BEGIN SUPPLIED INFORMATION
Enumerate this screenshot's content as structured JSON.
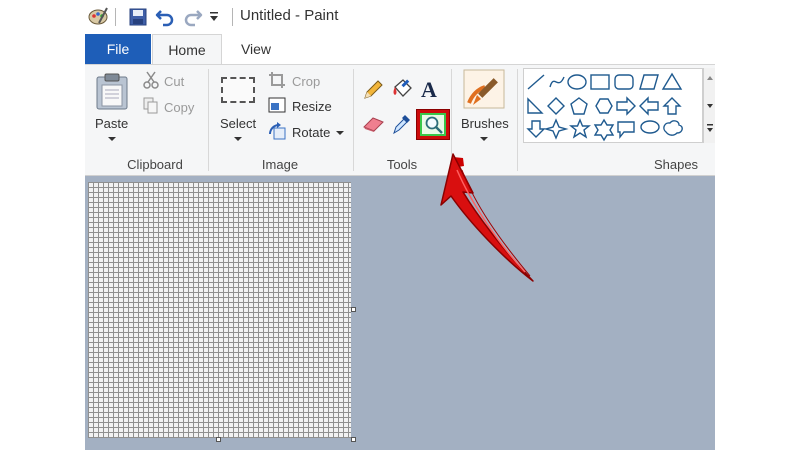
{
  "window": {
    "title": "Untitled - Paint"
  },
  "tabs": [
    {
      "label": "File"
    },
    {
      "label": "Home"
    },
    {
      "label": "View"
    }
  ],
  "clipboard": {
    "paste": "Paste",
    "cut": "Cut",
    "copy": "Copy",
    "group": "Clipboard"
  },
  "image": {
    "select": "Select",
    "crop": "Crop",
    "resize": "Resize",
    "rotate": "Rotate",
    "group": "Image"
  },
  "tools": {
    "group": "Tools",
    "highlighted_tool": "magnifier-icon"
  },
  "brushes": {
    "label": "Brushes"
  },
  "shapes": {
    "group": "Shapes"
  },
  "colors": {
    "accent_file_tab": "#1e5eb8",
    "highlight_green": "#3cc24a",
    "annotation_red": "#e01010",
    "workspace": "#a3b0c2"
  }
}
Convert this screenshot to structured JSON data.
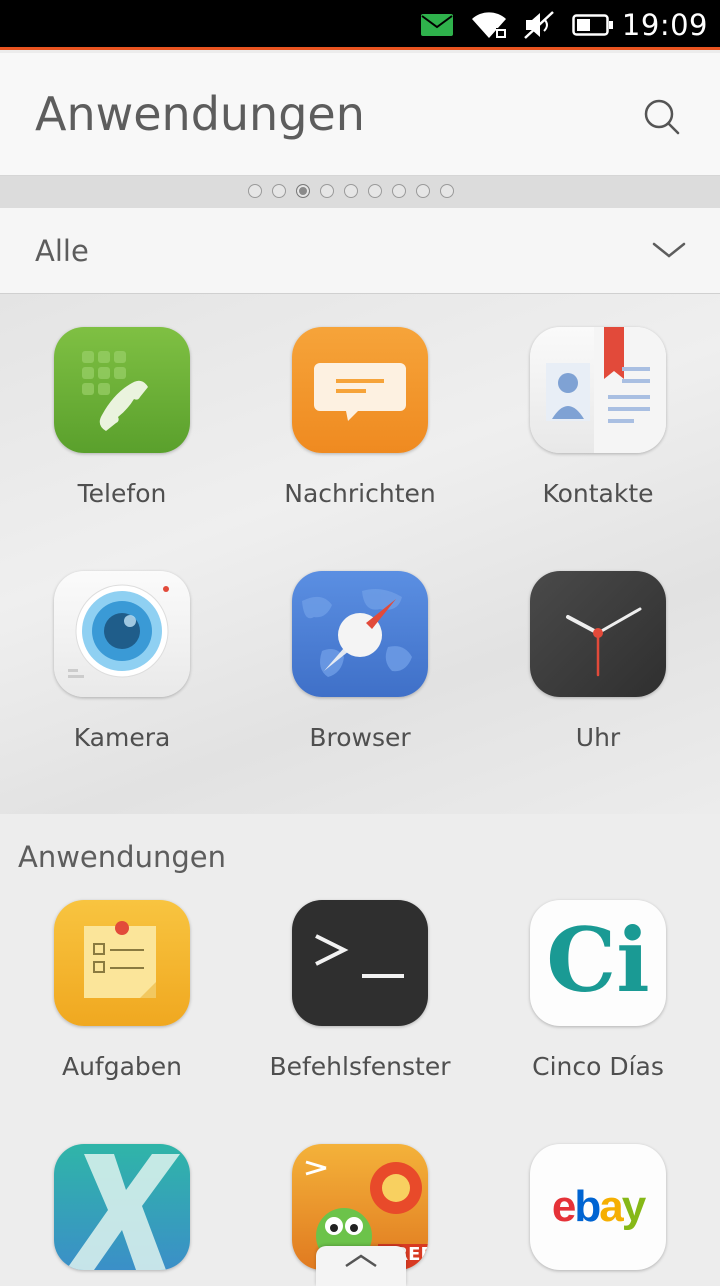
{
  "status": {
    "time": "19:09",
    "icons": [
      "message-icon",
      "wifi-icon",
      "muted-speaker-icon",
      "battery-icon"
    ]
  },
  "header": {
    "title": "Anwendungen",
    "search_icon": "search-icon"
  },
  "pager": {
    "count": 9,
    "active_index": 2
  },
  "filter": {
    "value": "Alle"
  },
  "favorites": [
    {
      "label": "Telefon",
      "icon": "phone-icon"
    },
    {
      "label": "Nachrichten",
      "icon": "messages-icon"
    },
    {
      "label": "Kontakte",
      "icon": "contacts-icon"
    },
    {
      "label": "Kamera",
      "icon": "camera-icon"
    },
    {
      "label": "Browser",
      "icon": "browser-icon"
    },
    {
      "label": "Uhr",
      "icon": "clock-icon"
    }
  ],
  "apps_section": {
    "title": "Anwendungen",
    "apps": [
      {
        "label": "Aufgaben",
        "icon": "tasks-icon"
      },
      {
        "label": "Befehlsfenster",
        "icon": "terminal-icon"
      },
      {
        "label": "Cinco Días",
        "icon": "cinco-dias-icon",
        "logo_text": "Ci"
      },
      {
        "label": "",
        "icon": "x-app-icon"
      },
      {
        "label": "",
        "icon": "cut-the-rope-icon",
        "badge": "FREE"
      },
      {
        "label": "",
        "icon": "ebay-icon",
        "logo_text": "ebay"
      }
    ]
  },
  "colors": {
    "accent": "#e95420",
    "phone": "#6fb33c",
    "messages": "#f39a2c",
    "browser": "#4a7fd6",
    "clock": "#3e3e3e",
    "tasks": "#f5b830",
    "terminal": "#2f2f2f",
    "cinco": "#1a9a94"
  }
}
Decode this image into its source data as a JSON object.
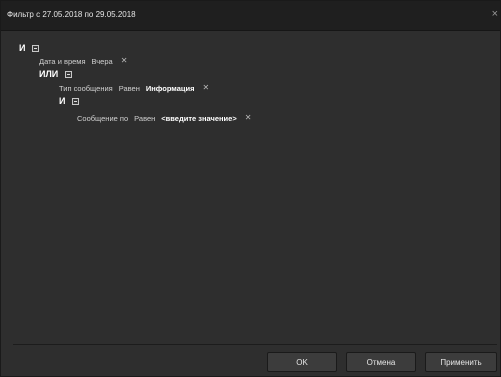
{
  "window": {
    "title": "Фильтр с 27.05.2018 по 29.05.2018",
    "close_glyph": "×"
  },
  "filter": {
    "root_operator": "И",
    "date_condition": {
      "field": "Дата и время",
      "value": "Вчера"
    },
    "or_group": {
      "operator": "ИЛИ",
      "type_condition": {
        "field": "Тип сообщения",
        "comparison": "Равен",
        "value": "Информация"
      },
      "and_group": {
        "operator": "И",
        "message_condition": {
          "field": "Сообщение по",
          "comparison": "Равен",
          "value": "<введите значение>"
        }
      }
    },
    "remove_glyph": "✕"
  },
  "buttons": {
    "ok_label": "OK",
    "cancel_label": "Отмена",
    "apply_label": "Применить"
  }
}
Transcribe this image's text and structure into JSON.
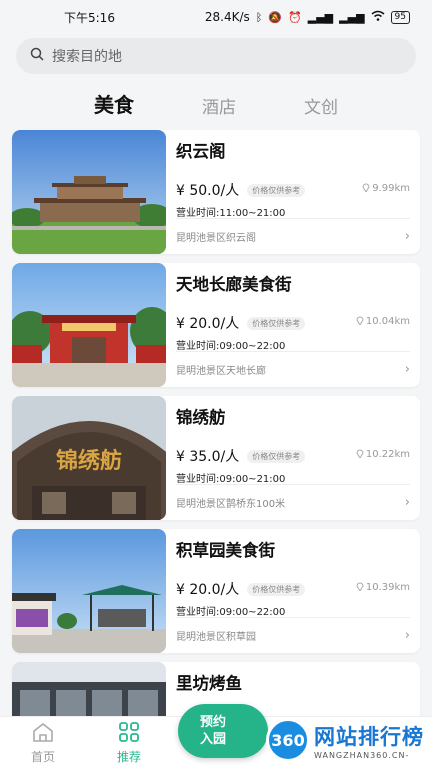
{
  "status": {
    "time": "下午5:16",
    "speed": "28.4K/s",
    "battery": "95"
  },
  "search": {
    "placeholder": "搜索目的地"
  },
  "tabs": [
    {
      "label": "美食"
    },
    {
      "label": "酒店"
    },
    {
      "label": "文创"
    }
  ],
  "price_note": "价格仅供参考",
  "items": [
    {
      "name": "织云阁",
      "price": "¥ 50.0/人",
      "hours": "营业时间:11:00~21:00",
      "distance": "9.99km",
      "location": "昆明池景区织云阁"
    },
    {
      "name": "天地长廊美食街",
      "price": "¥ 20.0/人",
      "hours": "营业时间:09:00~22:00",
      "distance": "10.04km",
      "location": "昆明池景区天地长廊"
    },
    {
      "name": "锦绣舫",
      "price": "¥ 35.0/人",
      "hours": "营业时间:09:00~21:00",
      "distance": "10.22km",
      "location": "昆明池景区鹊桥东100米"
    },
    {
      "name": "积草园美食街",
      "price": "¥ 20.0/人",
      "hours": "营业时间:09:00~22:00",
      "distance": "10.39km",
      "location": "昆明池景区积草园"
    },
    {
      "name": "里坊烤鱼"
    }
  ],
  "image_text": {
    "sign3": "锦绣舫"
  },
  "nav": {
    "home": "首页",
    "recommend": "推荐",
    "fab_line1": "预约",
    "fab_line2": "入园"
  },
  "watermark": {
    "logo": "360",
    "main": "网站排行榜",
    "sub": "WANGZHAN360.CN-"
  }
}
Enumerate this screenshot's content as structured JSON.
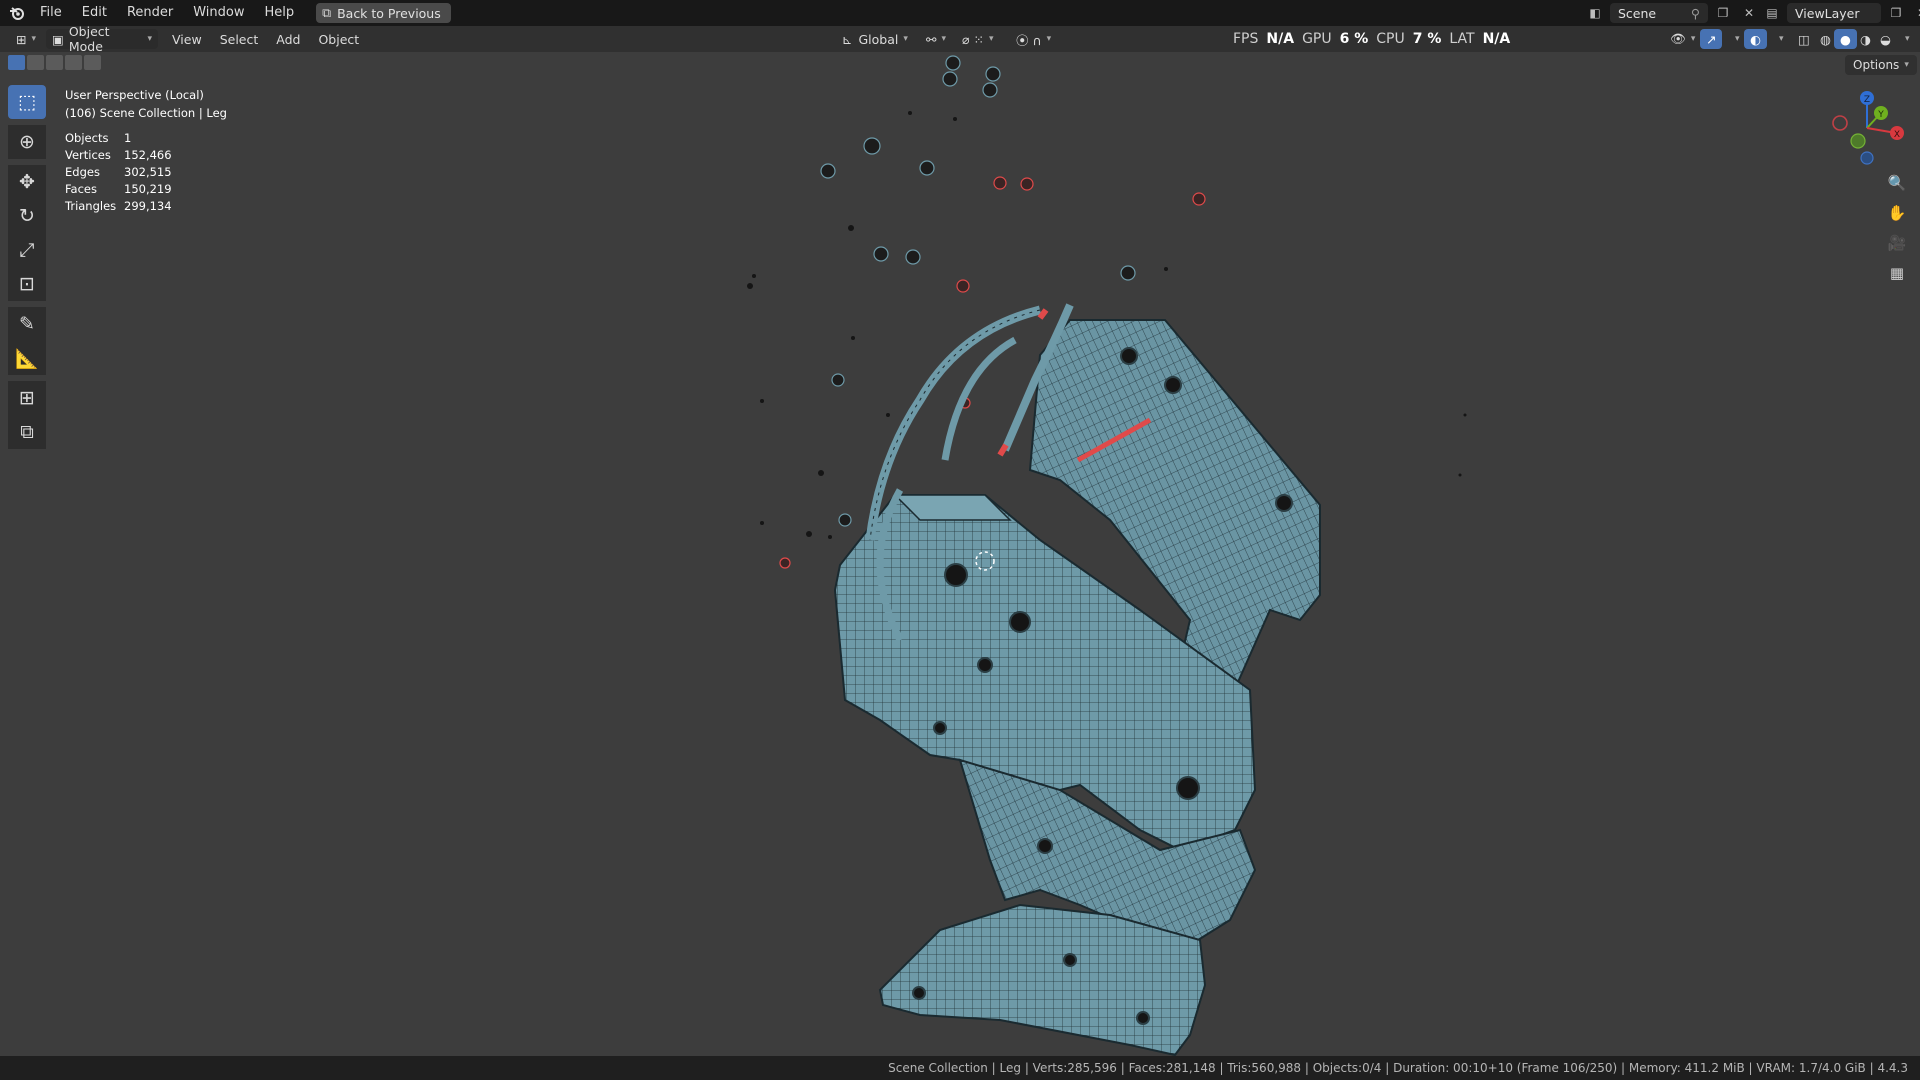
{
  "menu": {
    "items": [
      "File",
      "Edit",
      "Render",
      "Window",
      "Help"
    ],
    "back_label": "Back to Previous"
  },
  "scene_field": "Scene",
  "viewlayer_field": "ViewLayer",
  "header": {
    "mode": "Object Mode",
    "menus": [
      "View",
      "Select",
      "Add",
      "Object"
    ],
    "transform_orientation": "Global",
    "options_label": "Options"
  },
  "perf": {
    "fps_label": "FPS",
    "fps_value": "N/A",
    "gpu_label": "GPU",
    "gpu_value": "6 %",
    "cpu_label": "CPU",
    "cpu_value": "7 %",
    "lat_label": "LAT",
    "lat_value": "N/A"
  },
  "overlay": {
    "view_name": "User Perspective (Local)",
    "collection": "(106) Scene Collection | Leg",
    "stats": [
      {
        "label": "Objects",
        "value": "1"
      },
      {
        "label": "Vertices",
        "value": "152,466"
      },
      {
        "label": "Edges",
        "value": "302,515"
      },
      {
        "label": "Faces",
        "value": "150,219"
      },
      {
        "label": "Triangles",
        "value": "299,134"
      }
    ]
  },
  "gizmo": {
    "x": "X",
    "y": "Y",
    "z": "Z"
  },
  "statusbar": {
    "text": "Scene Collection | Leg | Verts:285,596 | Faces:281,148 | Tris:560,988 | Objects:0/4 | Duration: 00:10+10 (Frame 106/250) | Memory: 411.2 MiB | VRAM: 1.7/4.0 GiB | 4.4.3"
  },
  "colors": {
    "mesh": "#6e9aa8",
    "wire": "#1d2b30",
    "accent": "#4772b3",
    "selected": "#e04a4a"
  },
  "icons": [
    "blender-logo-icon",
    "back-icon",
    "scene-icon",
    "pin-icon",
    "viewlayer-icon",
    "editor-type-icon",
    "object-mode-icon",
    "global-orientation-icon",
    "pivot-icon",
    "snap-icon",
    "proportional-icon",
    "visibility-icon",
    "gizmo-icon",
    "overlay-icon",
    "xray-icon",
    "shading-wire-icon",
    "shading-solid-icon",
    "shading-material-icon",
    "shading-render-icon",
    "select-box-icon",
    "cursor-icon",
    "move-icon",
    "rotate-icon",
    "scale-icon",
    "transform-icon",
    "annotate-icon",
    "measure-icon",
    "add-cube-icon",
    "extrude-icon",
    "zoom-icon",
    "pan-icon",
    "camera-icon",
    "ortho-grid-icon"
  ]
}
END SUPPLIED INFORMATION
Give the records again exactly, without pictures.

RESPONSE FOR THIS EXERCISE:
Enumerate this screenshot's content as structured JSON.
{
  "window": {
    "title": "Untitled - Paint"
  },
  "tabs": [
    {
      "label": "File"
    },
    {
      "label": "Home"
    },
    {
      "label": "View"
    }
  ],
  "clipboard": {
    "paste": "Paste",
    "cut": "Cut",
    "copy": "Copy",
    "group": "Clipboard"
  },
  "image": {
    "select": "Select",
    "crop": "Crop",
    "resize": "Resize",
    "rotate": "Rotate",
    "group": "Image"
  },
  "tools": {
    "group": "Tools",
    "highlighted_tool": "magnifier-icon"
  },
  "brushes": {
    "label": "Brushes"
  },
  "shapes": {
    "group": "Shapes"
  },
  "colors": {
    "accent_file_tab": "#1e5eb8",
    "highlight_green": "#3cc24a",
    "annotation_red": "#e01010",
    "workspace": "#a3b0c2"
  }
}
Convert this screenshot to structured JSON data.
{
  "status": {
    "time": "19:09",
    "icons": [
      "message-icon",
      "wifi-icon",
      "muted-speaker-icon",
      "battery-icon"
    ]
  },
  "header": {
    "title": "Anwendungen",
    "search_icon": "search-icon"
  },
  "pager": {
    "count": 9,
    "active_index": 2
  },
  "filter": {
    "value": "Alle"
  },
  "favorites": [
    {
      "label": "Telefon",
      "icon": "phone-icon"
    },
    {
      "label": "Nachrichten",
      "icon": "messages-icon"
    },
    {
      "label": "Kontakte",
      "icon": "contacts-icon"
    },
    {
      "label": "Kamera",
      "icon": "camera-icon"
    },
    {
      "label": "Browser",
      "icon": "browser-icon"
    },
    {
      "label": "Uhr",
      "icon": "clock-icon"
    }
  ],
  "apps_section": {
    "title": "Anwendungen",
    "apps": [
      {
        "label": "Aufgaben",
        "icon": "tasks-icon"
      },
      {
        "label": "Befehlsfenster",
        "icon": "terminal-icon"
      },
      {
        "label": "Cinco Días",
        "icon": "cinco-dias-icon",
        "logo_text": "Ci"
      },
      {
        "label": "",
        "icon": "x-app-icon"
      },
      {
        "label": "",
        "icon": "cut-the-rope-icon",
        "badge": "FREE"
      },
      {
        "label": "",
        "icon": "ebay-icon",
        "logo_text": "ebay"
      }
    ]
  },
  "colors": {
    "accent": "#e95420",
    "phone": "#6fb33c",
    "messages": "#f39a2c",
    "browser": "#4a7fd6",
    "clock": "#3e3e3e",
    "tasks": "#f5b830",
    "terminal": "#2f2f2f",
    "cinco": "#1a9a94"
  }
}
Decode this image into its source data as a JSON object.
{
  "window": {
    "title": "Фильтр с 27.05.2018 по 29.05.2018",
    "close_glyph": "×"
  },
  "filter": {
    "root_operator": "И",
    "date_condition": {
      "field": "Дата и время",
      "value": "Вчера"
    },
    "or_group": {
      "operator": "ИЛИ",
      "type_condition": {
        "field": "Тип сообщения",
        "comparison": "Равен",
        "value": "Информация"
      },
      "and_group": {
        "operator": "И",
        "message_condition": {
          "field": "Сообщение по",
          "comparison": "Равен",
          "value": "<введите значение>"
        }
      }
    },
    "remove_glyph": "✕"
  },
  "buttons": {
    "ok_label": "OK",
    "cancel_label": "Отмена",
    "apply_label": "Применить"
  }
}
Transcribe this image's text and structure into JSON.
{
  "status": {
    "time": "下午5:16",
    "speed": "28.4K/s",
    "battery": "95"
  },
  "search": {
    "placeholder": "搜索目的地"
  },
  "tabs": [
    {
      "label": "美食"
    },
    {
      "label": "酒店"
    },
    {
      "label": "文创"
    }
  ],
  "price_note": "价格仅供参考",
  "items": [
    {
      "name": "织云阁",
      "price": "¥ 50.0/人",
      "hours": "营业时间:11:00~21:00",
      "distance": "9.99km",
      "location": "昆明池景区织云阁"
    },
    {
      "name": "天地长廊美食街",
      "price": "¥ 20.0/人",
      "hours": "营业时间:09:00~22:00",
      "distance": "10.04km",
      "location": "昆明池景区天地长廊"
    },
    {
      "name": "锦绣舫",
      "price": "¥ 35.0/人",
      "hours": "营业时间:09:00~21:00",
      "distance": "10.22km",
      "location": "昆明池景区鹊桥东100米"
    },
    {
      "name": "积草园美食街",
      "price": "¥ 20.0/人",
      "hours": "营业时间:09:00~22:00",
      "distance": "10.39km",
      "location": "昆明池景区积草园"
    },
    {
      "name": "里坊烤鱼"
    }
  ],
  "image_text": {
    "sign3": "锦绣舫"
  },
  "nav": {
    "home": "首页",
    "recommend": "推荐",
    "fab_line1": "预约",
    "fab_line2": "入园"
  },
  "watermark": {
    "logo": "360",
    "main": "网站排行榜",
    "sub": "WANGZHAN360.CN-"
  }
}
Enumerate this screenshot's content as structured JSON.
{
  "menu": {
    "items": [
      "File",
      "Edit",
      "Render",
      "Window",
      "Help"
    ],
    "back_label": "Back to Previous"
  },
  "scene_field": "Scene",
  "viewlayer_field": "ViewLayer",
  "header": {
    "mode": "Object Mode",
    "menus": [
      "View",
      "Select",
      "Add",
      "Object"
    ],
    "transform_orientation": "Global",
    "options_label": "Options"
  },
  "perf": {
    "fps_label": "FPS",
    "fps_value": "N/A",
    "gpu_label": "GPU",
    "gpu_value": "6 %",
    "cpu_label": "CPU",
    "cpu_value": "7 %",
    "lat_label": "LAT",
    "lat_value": "N/A"
  },
  "overlay": {
    "view_name": "User Perspective (Local)",
    "collection": "(106) Scene Collection | Leg",
    "stats": [
      {
        "label": "Objects",
        "value": "1"
      },
      {
        "label": "Vertices",
        "value": "152,466"
      },
      {
        "label": "Edges",
        "value": "302,515"
      },
      {
        "label": "Faces",
        "value": "150,219"
      },
      {
        "label": "Triangles",
        "value": "299,134"
      }
    ]
  },
  "gizmo": {
    "x": "X",
    "y": "Y",
    "z": "Z"
  },
  "statusbar": {
    "text": "Scene Collection | Leg | Verts:285,596 | Faces:281,148 | Tris:560,988 | Objects:0/4 | Duration: 00:10+10 (Frame 106/250) | Memory: 411.2 MiB | VRAM: 1.7/4.0 GiB | 4.4.3"
  },
  "colors": {
    "mesh": "#6e9aa8",
    "wire": "#1d2b30",
    "accent": "#4772b3",
    "selected": "#e04a4a"
  },
  "icons": [
    "blender-logo-icon",
    "back-icon",
    "scene-icon",
    "pin-icon",
    "viewlayer-icon",
    "editor-type-icon",
    "object-mode-icon",
    "global-orientation-icon",
    "pivot-icon",
    "snap-icon",
    "proportional-icon",
    "visibility-icon",
    "gizmo-icon",
    "overlay-icon",
    "xray-icon",
    "shading-wire-icon",
    "shading-solid-icon",
    "shading-material-icon",
    "shading-render-icon",
    "select-box-icon",
    "cursor-icon",
    "move-icon",
    "rotate-icon",
    "scale-icon",
    "transform-icon",
    "annotate-icon",
    "measure-icon",
    "add-cube-icon",
    "extrude-icon",
    "zoom-icon",
    "pan-icon",
    "camera-icon",
    "ortho-grid-icon"
  ]
}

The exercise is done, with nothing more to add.